▶ What you have to do: From the entries below, tally the lines with "Utvärdering" in them and reply with that figure only.

Source data

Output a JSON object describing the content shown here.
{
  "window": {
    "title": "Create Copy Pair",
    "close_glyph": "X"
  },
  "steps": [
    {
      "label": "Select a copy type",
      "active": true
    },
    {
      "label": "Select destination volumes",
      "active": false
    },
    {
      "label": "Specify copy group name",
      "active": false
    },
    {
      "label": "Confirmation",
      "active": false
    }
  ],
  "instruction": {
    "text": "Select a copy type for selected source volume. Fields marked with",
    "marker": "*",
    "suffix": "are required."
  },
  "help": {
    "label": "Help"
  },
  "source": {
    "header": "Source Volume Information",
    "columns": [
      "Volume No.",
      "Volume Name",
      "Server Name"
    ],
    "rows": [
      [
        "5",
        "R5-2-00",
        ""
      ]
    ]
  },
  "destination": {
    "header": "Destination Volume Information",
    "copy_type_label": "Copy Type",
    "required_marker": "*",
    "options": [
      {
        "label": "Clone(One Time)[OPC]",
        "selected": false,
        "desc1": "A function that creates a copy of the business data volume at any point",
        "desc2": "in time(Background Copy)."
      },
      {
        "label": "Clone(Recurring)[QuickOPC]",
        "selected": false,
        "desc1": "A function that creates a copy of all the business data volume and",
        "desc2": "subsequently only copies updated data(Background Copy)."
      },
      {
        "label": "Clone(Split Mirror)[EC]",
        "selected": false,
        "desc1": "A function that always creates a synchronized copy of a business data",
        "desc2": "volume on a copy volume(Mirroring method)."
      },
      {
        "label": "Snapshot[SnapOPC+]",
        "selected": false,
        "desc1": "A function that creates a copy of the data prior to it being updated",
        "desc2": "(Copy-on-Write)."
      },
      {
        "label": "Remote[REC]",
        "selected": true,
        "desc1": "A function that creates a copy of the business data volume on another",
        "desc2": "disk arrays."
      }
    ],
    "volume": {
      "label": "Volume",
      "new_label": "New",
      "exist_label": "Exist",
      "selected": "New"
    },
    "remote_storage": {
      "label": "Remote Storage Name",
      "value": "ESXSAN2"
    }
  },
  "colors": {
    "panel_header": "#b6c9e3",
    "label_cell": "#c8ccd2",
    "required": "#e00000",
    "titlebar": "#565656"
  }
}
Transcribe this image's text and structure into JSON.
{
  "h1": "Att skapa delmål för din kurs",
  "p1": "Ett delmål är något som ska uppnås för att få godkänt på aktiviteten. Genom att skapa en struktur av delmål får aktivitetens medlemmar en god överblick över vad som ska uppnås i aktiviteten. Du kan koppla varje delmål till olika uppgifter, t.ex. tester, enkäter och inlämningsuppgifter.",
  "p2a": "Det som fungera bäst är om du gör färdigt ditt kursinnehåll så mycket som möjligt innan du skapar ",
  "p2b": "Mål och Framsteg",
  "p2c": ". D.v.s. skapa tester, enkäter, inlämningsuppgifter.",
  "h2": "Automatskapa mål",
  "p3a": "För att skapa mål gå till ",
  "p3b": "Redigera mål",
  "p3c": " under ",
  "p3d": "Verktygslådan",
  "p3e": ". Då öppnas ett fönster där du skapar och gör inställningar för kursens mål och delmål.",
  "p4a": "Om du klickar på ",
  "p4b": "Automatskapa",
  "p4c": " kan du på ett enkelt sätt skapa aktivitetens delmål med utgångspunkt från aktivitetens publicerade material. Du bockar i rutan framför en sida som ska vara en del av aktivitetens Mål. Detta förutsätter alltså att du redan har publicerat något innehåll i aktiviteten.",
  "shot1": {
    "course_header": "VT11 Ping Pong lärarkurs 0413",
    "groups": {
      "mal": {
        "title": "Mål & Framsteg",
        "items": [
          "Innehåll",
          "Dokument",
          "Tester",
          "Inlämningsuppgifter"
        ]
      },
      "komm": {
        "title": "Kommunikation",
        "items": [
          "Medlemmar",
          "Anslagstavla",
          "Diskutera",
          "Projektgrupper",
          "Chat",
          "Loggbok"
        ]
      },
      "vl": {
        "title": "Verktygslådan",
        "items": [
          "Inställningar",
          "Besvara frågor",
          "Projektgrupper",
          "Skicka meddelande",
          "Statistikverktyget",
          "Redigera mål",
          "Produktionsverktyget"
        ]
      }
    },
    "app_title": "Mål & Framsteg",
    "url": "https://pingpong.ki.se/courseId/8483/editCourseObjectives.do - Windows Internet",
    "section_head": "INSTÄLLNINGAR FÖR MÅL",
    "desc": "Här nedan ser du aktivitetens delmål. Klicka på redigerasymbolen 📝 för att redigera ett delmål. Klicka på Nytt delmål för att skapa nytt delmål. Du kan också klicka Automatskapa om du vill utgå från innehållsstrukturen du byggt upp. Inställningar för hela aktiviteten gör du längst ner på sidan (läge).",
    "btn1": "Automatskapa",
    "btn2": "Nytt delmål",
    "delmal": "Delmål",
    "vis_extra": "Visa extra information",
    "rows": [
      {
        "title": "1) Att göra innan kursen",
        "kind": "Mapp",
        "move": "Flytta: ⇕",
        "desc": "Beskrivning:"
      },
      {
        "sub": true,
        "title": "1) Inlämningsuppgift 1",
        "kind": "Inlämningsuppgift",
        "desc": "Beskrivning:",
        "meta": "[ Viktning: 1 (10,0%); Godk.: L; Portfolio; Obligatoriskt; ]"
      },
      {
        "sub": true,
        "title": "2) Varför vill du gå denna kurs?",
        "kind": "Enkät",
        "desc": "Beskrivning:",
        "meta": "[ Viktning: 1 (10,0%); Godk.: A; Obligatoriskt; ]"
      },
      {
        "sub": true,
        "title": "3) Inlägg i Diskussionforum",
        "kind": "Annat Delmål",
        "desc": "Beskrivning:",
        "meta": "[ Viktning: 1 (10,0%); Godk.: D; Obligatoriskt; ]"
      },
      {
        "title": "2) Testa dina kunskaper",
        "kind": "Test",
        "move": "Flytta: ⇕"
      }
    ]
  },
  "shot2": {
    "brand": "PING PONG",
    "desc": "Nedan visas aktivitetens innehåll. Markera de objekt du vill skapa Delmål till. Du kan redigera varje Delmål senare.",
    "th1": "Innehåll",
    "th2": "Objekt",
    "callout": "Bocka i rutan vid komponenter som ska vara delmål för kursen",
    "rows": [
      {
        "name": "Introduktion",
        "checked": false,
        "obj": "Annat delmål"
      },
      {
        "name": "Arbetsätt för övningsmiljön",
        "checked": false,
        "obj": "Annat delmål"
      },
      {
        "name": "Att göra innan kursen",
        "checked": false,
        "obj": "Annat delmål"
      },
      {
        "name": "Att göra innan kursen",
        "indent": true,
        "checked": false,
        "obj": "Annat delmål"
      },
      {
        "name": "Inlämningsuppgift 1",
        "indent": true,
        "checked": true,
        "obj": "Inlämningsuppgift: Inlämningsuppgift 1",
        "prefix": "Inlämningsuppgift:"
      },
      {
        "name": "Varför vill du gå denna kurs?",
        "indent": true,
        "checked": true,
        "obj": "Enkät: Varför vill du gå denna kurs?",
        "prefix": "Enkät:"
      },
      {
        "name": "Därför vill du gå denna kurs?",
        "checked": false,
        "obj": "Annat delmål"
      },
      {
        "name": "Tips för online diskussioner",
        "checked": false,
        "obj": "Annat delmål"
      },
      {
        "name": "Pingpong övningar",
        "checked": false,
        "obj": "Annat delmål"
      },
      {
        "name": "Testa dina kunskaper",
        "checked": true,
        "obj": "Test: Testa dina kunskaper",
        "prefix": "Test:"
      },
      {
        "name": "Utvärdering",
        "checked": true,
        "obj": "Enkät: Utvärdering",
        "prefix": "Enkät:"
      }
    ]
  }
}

▶ Your solution: 2